Nearing the end of the day, we decided to take a walk. Which would have been fine, except for the fact that when we reached the nearby playground, one son came running up to me and announced, "I have to poop!" Yet, off he went to play for a few more seconds, until he would run up to me again and make the same announcement, and then go play again. This happened several times. It was time to go, but no one would go (for reasons above), even though one really had to go.
Finally, everyone decided to obey and home we went. Just a little way from the house, one of the boys decided to top it all off by taking a mud bath. He wasn't trying to. He was only trying to copy his brothers who were climbing snow drifts piled up in our high school's parking lot. He climbed, then climbed down...into mud, and got stuck. As in quick-sand stuck. Me, wearing my new white Marmot parka my husband got me for Christmas, wanted no part of the rescue. But he was totally stuck. So I reached out to him from the curb, and told him he was absolutely not to touch my coat (he obeyed on this one), and I grabbed his arm and pulled him out of the mud. Somewhere in the rescue, he face-planted.
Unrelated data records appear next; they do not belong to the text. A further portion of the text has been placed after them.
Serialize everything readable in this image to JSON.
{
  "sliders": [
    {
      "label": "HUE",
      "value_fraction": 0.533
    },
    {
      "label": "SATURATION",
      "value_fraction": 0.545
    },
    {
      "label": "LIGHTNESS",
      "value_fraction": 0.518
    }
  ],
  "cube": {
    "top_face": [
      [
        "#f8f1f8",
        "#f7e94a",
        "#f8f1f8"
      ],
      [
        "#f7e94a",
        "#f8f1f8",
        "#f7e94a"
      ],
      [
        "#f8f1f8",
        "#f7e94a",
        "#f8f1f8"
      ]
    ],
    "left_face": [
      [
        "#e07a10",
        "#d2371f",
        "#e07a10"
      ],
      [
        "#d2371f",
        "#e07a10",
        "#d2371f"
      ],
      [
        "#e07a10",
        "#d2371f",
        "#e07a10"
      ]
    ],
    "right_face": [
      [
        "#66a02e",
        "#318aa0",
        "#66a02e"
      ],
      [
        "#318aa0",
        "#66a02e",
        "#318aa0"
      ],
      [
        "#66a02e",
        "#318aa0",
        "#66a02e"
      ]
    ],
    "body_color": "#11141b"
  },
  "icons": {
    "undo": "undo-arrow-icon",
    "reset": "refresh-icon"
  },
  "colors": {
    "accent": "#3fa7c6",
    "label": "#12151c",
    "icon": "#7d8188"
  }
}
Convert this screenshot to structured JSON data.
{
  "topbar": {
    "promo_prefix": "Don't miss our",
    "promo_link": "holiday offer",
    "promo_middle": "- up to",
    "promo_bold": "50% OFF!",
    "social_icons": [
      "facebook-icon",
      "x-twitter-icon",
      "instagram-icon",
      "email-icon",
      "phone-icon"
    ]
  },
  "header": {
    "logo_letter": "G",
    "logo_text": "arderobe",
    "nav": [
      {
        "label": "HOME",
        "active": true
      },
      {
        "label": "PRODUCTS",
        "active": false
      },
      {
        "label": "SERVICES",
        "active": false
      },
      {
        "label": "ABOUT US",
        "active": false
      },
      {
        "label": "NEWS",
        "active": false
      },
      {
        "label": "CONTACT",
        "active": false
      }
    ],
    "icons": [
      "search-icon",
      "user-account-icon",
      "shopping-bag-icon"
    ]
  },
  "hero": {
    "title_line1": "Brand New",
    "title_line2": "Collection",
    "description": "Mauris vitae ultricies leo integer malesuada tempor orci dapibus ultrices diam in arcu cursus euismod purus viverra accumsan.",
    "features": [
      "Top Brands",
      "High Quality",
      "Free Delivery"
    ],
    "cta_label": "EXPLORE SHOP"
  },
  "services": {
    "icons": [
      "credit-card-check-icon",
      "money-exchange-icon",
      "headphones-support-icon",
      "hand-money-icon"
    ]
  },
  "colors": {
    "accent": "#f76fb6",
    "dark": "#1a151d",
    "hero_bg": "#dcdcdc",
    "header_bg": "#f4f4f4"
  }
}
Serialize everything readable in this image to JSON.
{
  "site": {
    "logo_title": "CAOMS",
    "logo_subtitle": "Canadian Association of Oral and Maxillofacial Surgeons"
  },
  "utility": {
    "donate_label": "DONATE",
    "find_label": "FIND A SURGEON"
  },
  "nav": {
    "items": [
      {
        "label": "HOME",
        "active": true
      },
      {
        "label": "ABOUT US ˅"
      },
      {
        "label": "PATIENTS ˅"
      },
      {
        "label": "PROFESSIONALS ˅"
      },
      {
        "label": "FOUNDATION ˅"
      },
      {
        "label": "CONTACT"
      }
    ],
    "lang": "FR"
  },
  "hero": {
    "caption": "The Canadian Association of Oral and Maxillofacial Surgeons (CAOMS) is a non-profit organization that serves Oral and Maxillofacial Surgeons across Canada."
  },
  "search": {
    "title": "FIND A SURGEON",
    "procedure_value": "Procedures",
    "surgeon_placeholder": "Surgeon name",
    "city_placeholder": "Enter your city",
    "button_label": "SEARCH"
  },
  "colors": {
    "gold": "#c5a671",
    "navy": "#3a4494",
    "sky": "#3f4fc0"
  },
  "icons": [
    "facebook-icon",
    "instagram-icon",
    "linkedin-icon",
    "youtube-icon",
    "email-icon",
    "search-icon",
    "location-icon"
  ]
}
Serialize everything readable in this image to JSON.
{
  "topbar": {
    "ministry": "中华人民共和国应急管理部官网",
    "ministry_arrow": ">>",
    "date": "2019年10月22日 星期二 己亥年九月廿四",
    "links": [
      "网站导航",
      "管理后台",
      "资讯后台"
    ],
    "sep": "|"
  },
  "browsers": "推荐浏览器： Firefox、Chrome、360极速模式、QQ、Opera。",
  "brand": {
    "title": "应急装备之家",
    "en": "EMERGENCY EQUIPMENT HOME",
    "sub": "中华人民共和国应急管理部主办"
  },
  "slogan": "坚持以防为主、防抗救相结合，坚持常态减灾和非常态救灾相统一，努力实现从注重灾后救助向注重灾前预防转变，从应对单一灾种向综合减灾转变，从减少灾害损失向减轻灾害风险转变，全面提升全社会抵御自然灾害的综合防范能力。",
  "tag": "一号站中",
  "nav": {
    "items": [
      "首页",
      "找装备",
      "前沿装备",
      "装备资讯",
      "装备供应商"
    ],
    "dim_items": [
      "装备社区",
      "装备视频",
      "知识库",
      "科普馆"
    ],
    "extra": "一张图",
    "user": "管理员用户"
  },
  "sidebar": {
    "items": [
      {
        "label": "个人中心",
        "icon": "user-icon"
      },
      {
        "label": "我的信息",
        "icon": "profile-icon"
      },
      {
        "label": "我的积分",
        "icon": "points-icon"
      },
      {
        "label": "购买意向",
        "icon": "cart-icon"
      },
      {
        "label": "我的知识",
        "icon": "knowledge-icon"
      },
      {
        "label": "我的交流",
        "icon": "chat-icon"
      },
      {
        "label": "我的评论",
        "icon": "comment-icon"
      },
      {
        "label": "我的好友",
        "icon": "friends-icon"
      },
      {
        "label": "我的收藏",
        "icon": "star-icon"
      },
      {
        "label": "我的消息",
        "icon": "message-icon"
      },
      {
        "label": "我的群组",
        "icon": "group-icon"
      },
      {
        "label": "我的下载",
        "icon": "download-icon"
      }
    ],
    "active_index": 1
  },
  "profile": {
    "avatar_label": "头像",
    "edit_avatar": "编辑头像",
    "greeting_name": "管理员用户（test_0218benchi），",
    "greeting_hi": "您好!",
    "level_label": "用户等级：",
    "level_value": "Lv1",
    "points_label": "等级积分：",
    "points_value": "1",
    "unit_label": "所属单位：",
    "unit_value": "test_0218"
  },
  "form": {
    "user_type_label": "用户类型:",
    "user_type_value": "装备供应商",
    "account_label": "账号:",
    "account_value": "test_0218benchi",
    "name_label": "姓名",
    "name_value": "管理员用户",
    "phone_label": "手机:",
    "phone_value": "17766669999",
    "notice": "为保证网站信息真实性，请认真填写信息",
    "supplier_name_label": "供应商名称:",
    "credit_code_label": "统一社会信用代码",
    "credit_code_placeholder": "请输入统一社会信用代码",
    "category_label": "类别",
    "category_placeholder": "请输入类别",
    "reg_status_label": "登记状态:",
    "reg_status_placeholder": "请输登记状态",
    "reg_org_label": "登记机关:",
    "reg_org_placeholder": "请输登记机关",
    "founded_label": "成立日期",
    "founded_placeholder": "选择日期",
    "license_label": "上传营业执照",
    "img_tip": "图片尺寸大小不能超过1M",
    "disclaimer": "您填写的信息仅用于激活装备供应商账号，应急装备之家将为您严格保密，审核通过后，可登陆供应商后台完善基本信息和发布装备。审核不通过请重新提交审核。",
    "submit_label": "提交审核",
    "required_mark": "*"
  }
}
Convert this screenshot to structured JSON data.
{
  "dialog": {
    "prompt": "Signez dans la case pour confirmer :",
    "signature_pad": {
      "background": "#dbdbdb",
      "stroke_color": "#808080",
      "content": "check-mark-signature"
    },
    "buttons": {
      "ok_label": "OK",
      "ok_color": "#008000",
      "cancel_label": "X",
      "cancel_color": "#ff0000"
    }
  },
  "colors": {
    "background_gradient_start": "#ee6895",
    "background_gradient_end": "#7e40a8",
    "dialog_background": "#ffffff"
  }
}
But the coat made it out unscathed.
What all this taught me today is that by not more clearly planning for success, I did in fact, plan for chaos.